This article about R’s rexp function is part of a series about generating random numbers using R. The rexp function can be used to simulate the exponential distribution. It is commonly used to model the expected lifetimes of an item.

Our earlier articles in this series dealt with:

- random selections from lists of discrete values
- Simulating the uniform distributions
- Simulating a normal distribution

### R and the Exponential Distribution

We’re going to start by introducing the rexp function and then discuss how to use it.

The **exponential distribution** is concerned with the amount of time until a specific event occurs. For example, the amount of time until the next rain storm likely has an exponential distribution. Other examples include the duration of long distance telephone calls, and the amount of time until an electronics component fails.

For an exponential distribution, there are few large values and more smaller values. For example, if we look at customer purchases in a store, there usually a few large customers and many smaller ones.

The exponential distribution is widely used in the field of reliability. Reliability deals with the amount of time a product lasts.

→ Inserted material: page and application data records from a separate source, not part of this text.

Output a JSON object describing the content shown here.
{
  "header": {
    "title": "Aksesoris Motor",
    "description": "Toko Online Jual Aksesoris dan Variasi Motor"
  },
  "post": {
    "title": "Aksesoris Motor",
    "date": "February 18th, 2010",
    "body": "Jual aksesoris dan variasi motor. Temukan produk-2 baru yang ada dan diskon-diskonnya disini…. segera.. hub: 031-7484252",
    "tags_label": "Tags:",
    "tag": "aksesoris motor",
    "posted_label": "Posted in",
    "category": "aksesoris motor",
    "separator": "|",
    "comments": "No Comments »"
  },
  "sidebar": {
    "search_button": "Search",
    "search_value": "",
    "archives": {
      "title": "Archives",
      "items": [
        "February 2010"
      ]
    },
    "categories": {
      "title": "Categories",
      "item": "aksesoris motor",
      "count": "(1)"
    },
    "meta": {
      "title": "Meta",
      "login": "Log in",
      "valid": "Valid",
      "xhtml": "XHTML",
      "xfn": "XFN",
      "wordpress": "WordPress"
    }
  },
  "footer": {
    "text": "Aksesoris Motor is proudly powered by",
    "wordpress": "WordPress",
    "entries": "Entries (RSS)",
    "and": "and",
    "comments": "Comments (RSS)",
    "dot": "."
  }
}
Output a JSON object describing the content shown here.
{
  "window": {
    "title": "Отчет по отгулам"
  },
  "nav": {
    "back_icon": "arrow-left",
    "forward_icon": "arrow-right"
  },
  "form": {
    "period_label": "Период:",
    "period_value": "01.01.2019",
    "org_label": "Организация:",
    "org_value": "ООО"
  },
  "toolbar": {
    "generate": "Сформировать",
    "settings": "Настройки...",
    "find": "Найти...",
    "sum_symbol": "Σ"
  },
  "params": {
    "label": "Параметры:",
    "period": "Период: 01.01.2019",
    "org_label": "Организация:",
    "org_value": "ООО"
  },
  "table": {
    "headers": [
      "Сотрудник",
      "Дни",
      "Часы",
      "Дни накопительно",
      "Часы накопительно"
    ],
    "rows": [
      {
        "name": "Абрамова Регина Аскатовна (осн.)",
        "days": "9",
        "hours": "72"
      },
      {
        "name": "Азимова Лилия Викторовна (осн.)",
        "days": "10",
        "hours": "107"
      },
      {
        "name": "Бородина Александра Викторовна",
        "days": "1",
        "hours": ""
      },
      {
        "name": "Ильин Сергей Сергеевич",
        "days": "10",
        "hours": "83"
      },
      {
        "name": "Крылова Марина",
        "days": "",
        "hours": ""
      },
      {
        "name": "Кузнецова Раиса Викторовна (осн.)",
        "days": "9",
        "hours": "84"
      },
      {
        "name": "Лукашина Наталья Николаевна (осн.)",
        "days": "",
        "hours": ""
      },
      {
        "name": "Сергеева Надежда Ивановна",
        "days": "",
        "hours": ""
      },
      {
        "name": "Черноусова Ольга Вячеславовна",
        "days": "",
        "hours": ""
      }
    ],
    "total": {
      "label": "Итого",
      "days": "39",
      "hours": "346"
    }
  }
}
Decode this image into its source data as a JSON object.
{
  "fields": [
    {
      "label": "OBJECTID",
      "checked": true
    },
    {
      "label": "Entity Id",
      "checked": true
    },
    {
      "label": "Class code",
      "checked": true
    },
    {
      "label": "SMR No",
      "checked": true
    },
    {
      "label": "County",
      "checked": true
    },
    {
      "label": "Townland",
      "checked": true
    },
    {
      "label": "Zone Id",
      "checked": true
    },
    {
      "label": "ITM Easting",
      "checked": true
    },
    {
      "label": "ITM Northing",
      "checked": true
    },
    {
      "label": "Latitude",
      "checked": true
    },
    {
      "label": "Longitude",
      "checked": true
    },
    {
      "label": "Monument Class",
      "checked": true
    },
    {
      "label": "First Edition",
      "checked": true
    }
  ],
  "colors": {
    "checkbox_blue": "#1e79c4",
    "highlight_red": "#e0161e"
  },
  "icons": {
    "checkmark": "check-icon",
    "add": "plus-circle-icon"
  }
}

The exponential distribution is an appropriate model if the following conditions are true.

- X is the time (or distance) between events, with X > 0.
- The events occur independently. That is to say, the occurrence of one event does not affect the probability that a second event will occur.
- The rate at which events occur is constant for all intervals in the sample.
- Two events cannot occur at exactly the same instant.

R’s exp function generates values from the exponential distribution and return the results. The function takes two arguments:

- Number of observations you want to see
- The estimated rate of events for the distribution; this is usually 1/expected service life or wait time

The expected syntax is:

rexp(# observations, rate=rate )

For this example, lets assume we have six computers, each of which is expected to last an average of seven years. Can we simulate the expected failure dates for this set of machines?

rexp(6, 1/7) [1] 10.1491772 2.9553524 24.1631472 0.5969158 1.7017422 2.7811142